Again, as others have mentioned, you'll have to make your own assessment of how much of this excess death count is due personally to Trump and how much to our generally screwed up system.
posted by flug at 10:13 PM on April 5


The problem with looking at current excess deaths is it's... completely useless. it will change drastically day-by-day, because there is no place in the US where the death count is growing at an obviously non-exponential rate.

In places like Washington, where cases were first detected, and strong measures were taken quickly, the growth rate is something like a doubling every 8 days.

For the US as a whole, the fact that it's doubling every 3 days is attributable to paces that have poor or slow or not good enough responses. And at this point, that rapid growth accounts for most of the deaths and rising fast towards "pretty much all of them."

However, that is likely overstating how many lives will ultimately be saved by even the best responses. Eventually, a significant fraction of the population will be infected and the number of infections wills start to peak when a significant enough fraction of new exposures are to people who already had it and have some limited immunity. Or if somehow we lock things down enough that the virus isn't able to spread. But I'll be honest, it's not looking that way anywhere in the US.

Given how things re now, there is no plausible chance of a vaccine being developed before the virus peaks. A large percentage of the population will be infected and some of them will die. Just because someone has been delayed from getting it now, doesn't mean they won't be exposed later. Much will come down to how deadly this thing is untreated, and how many people cannot be treated due to medical services being overwhelmed, and how close to "not overwhelmed" social isolation measures can achieve. It's anyone's guess as to how that patchwork mess is going to play out in America.

And ultimately, the question of responsibility is not a scientific question, it is a political question. How do you assess how much Trump's words contribute to Florida officials not taking actions to shut things down and to the individuals who decided to go party over spring break and ended up spreading coronavirus far and wide? And so many individual incidents like that, that add up to make the whole?

On the other hand, it's not hard to claim honestly that the actions and inactions of those governing America are killing and will kill a ghastly number of Americans. Unless you claim the president has no responsibility whatsoever for this country, some percentage of deaths that wouldn't have happened yet in a "good response" scenario is their fault. And no matter what percentage you pick, it's a lot.

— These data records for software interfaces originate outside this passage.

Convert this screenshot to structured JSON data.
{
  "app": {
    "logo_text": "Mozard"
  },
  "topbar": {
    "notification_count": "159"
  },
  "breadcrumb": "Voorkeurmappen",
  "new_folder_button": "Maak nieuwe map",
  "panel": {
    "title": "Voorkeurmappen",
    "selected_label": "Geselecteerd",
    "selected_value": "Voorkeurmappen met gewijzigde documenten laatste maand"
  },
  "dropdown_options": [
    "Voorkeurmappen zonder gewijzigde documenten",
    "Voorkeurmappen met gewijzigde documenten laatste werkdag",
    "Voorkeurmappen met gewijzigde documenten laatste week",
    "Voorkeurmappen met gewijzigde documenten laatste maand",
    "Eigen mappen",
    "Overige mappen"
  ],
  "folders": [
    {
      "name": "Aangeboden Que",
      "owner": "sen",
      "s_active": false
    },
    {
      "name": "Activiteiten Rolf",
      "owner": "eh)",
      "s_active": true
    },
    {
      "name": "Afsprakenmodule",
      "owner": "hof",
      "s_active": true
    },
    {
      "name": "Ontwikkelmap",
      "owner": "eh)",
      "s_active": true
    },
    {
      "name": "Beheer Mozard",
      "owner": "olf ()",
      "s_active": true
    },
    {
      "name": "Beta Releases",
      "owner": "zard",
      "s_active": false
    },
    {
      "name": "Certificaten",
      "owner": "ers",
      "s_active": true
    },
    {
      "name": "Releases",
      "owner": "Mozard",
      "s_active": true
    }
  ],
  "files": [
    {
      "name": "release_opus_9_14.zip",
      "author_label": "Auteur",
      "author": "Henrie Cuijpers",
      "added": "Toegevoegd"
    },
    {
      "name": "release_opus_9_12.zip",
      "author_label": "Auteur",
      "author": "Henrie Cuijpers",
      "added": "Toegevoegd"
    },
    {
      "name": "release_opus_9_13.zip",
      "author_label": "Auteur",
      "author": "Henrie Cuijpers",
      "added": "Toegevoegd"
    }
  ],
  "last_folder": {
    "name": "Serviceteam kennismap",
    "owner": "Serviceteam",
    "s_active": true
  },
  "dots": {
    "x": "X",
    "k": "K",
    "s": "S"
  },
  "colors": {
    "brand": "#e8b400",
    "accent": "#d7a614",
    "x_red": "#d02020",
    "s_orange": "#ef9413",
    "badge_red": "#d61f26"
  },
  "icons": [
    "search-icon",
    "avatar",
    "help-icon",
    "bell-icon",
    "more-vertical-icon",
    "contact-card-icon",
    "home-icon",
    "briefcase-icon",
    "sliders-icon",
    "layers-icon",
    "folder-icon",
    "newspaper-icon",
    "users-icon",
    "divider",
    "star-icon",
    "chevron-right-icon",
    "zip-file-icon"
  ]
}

And truthfully, a significant fraction of Washington's quick response was not government response, it was things like Amazon (and other tech companies) going work from home within like a day of there being a confirmed case in their offices - and this is the exact same company who refuses to do anything when dozens of their warehouse workers are testing positive at a one location in New York. So sometimes people responding well and making it much much worse are the same people, depending on their interests.

It's a mess, and there's plenty of blame to go around.
posted by Zalzidrax at 1:49 PM on April 6




Preliminary Numbers on Excess Deaths from The Lancet
posted by theora55 at 7:30 PM on May 14


« Older Video conferencing with password/PIN protected...   |   Audiobooks that scratch the Pratchett itch? Newer »

You are not logged in, either login or create an account to post comments